NPR and ProPublica recently launched an investigation into the changing workers’ compensation system across the country, and their efforts uncovered a new trend — companies are opting out of the traditional workers’ compensation system and using their own personalized plans.
In the article, Inside Corporate America’s Campaign to Ditch Workers’ Comp, NPR identifies the leader of this campaign, lawyer Bill Minick, who believes that companies should be able to make their own decisions when it comes to their employees’ compensation after an accident.
While the option to “opt out,” as the trend is being called, is prevalent in Texas and Oklahoma at the moment, other states are taking note. In Colorado and many other states across the country, workers’ compensation systems are operated according to established laws that are applicable for all companies in business within that state.
However, with Texas leading the charge and Oklahoma starting to make similar changes, the interest in opting out of state-regulated workers’ compensation systems is growing. NPR’s article states that South Carolina and Tennessee are considering changing their laws to allow opt-out programs for companies in their states.
How is Opting Out Affecting Workers Compensation Claims?
Workers’ compensation is one way employers can help employees as they receive medical attention and recuperate from injuries received on the job or while performing their work responsibilities. Some on-the-job injuries require medical care, hospitalization, surgery and even rehabilitation, all of which could drain an injured person financially, especially if he or she is unable to work due to the injury.
Through a workers’ compensation claim, the employer can cover those expenses, as well as any time off, or reduced work time to provide the employee with the financial ability to stay afloat.
If a company opts out of the state-regulated system, it elects to provide its own set of services any time a worker is injured on the job. Depending on how each company chooses to run its system, the outcome could be better — or much, much worse — for injured employees.

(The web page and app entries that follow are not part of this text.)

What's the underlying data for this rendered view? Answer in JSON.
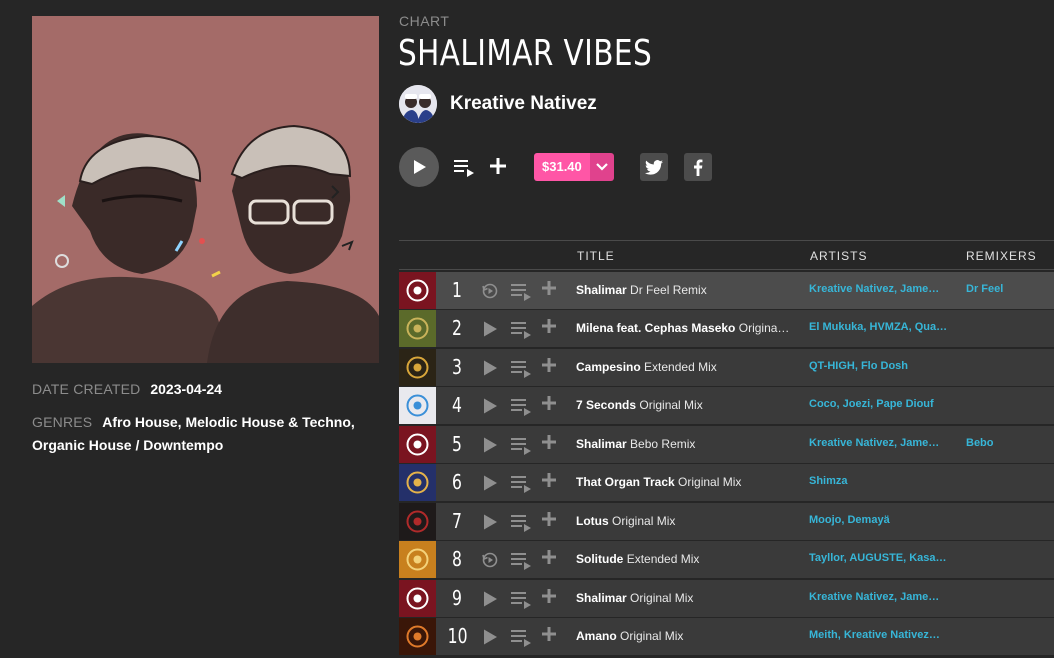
{
  "chart": {
    "label": "CHART",
    "title": "SHALIMAR VIBES",
    "artist": "Kreative Nativez",
    "price": "$31.40"
  },
  "meta": {
    "date_label": "DATE CREATED",
    "date_value": "2023-04-24",
    "genres_label": "GENRES",
    "genres_value": "Afro House, Melodic House & Techno, Organic House / Downtempo"
  },
  "table": {
    "headers": {
      "title": "TITLE",
      "artists": "ARTISTS",
      "remixers": "REMIXERS"
    },
    "rows": [
      {
        "num": "1",
        "name": "Shalimar",
        "mix": "Dr Feel Remix",
        "artists": "Kreative Nativez, Jame…",
        "remixers": "Dr Feel"
      },
      {
        "num": "2",
        "name": "Milena feat. Cephas Maseko",
        "mix": "Origina…",
        "artists": "El Mukuka, HVMZA, Qua…",
        "remixers": ""
      },
      {
        "num": "3",
        "name": "Campesino",
        "mix": "Extended Mix",
        "artists": "QT-HIGH, Flo Dosh",
        "remixers": ""
      },
      {
        "num": "4",
        "name": "7 Seconds",
        "mix": "Original Mix",
        "artists": "Coco, Joezi, Pape Diouf",
        "remixers": ""
      },
      {
        "num": "5",
        "name": "Shalimar",
        "mix": "Bebo Remix",
        "artists": "Kreative Nativez, Jame…",
        "remixers": "Bebo"
      },
      {
        "num": "6",
        "name": "That Organ Track",
        "mix": "Original Mix",
        "artists": "Shimza",
        "remixers": ""
      },
      {
        "num": "7",
        "name": "Lotus",
        "mix": "Original Mix",
        "artists": "Moojo, Demayä",
        "remixers": ""
      },
      {
        "num": "8",
        "name": "Solitude",
        "mix": "Extended Mix",
        "artists": "Tayllor, AUGUSTE, Kasa…",
        "remixers": ""
      },
      {
        "num": "9",
        "name": "Shalimar",
        "mix": "Original Mix",
        "artists": "Kreative Nativez, Jame…",
        "remixers": ""
      },
      {
        "num": "10",
        "name": "Amano",
        "mix": "Original Mix",
        "artists": "Meith, Kreative Nativez…",
        "remixers": ""
      }
    ]
  },
  "icons": {
    "play": "play-icon",
    "queue": "add-to-queue-icon",
    "add": "plus-icon",
    "twitter": "twitter-icon",
    "facebook": "facebook-icon",
    "replay": "replay-icon"
  },
  "colors": {
    "background": "#262626",
    "row": "#3a3a3a",
    "row_active": "#4c4c4c",
    "price": "#ff56a6",
    "link": "#37b6d8",
    "artwork": "#a46b68"
  }
}
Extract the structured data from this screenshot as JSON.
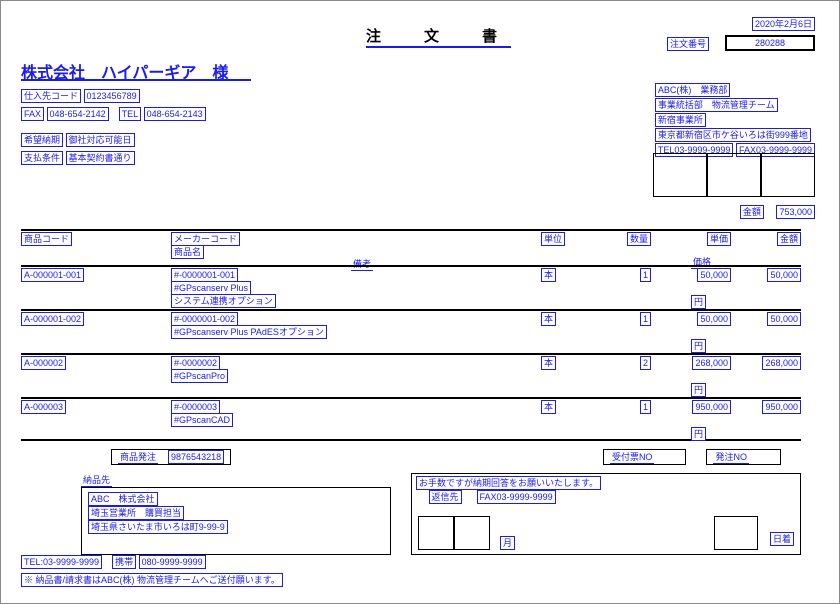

NPR researched over 100 workers’ compensation plans of companies in Texas and Oklahoma that had opted out of their state’s plans. According to their investigation, their article states that, overall, “the plans almost universally have lower benefits, more restrictions and virtually no independent oversight.” The plans grant the majority of control to the companies that make decisions on the medical and legal processes after an injured employee seeks compensation.
The most troubling part of this plan, according to investigators, is that workers must accept what their company is offering or they lose their benefit options — and the company can choose to settle whenever it wants. Even the appeals process is kept in-house, so a worker who files an appeal after an unsatisfactory benefit determination faces a committee appointed by the employer rather than an unbiased organization.
Fortunately for Colorado employees, our state has not yet considered offering companies the opt-out choice. However, the spread of interest is something to keep an eye on and should spur employees to ensure that their pending claims are getting handled now, under today’s current system. For more information, contact an attorney at Levine Law, a Denver workers’ compensation law firm, today.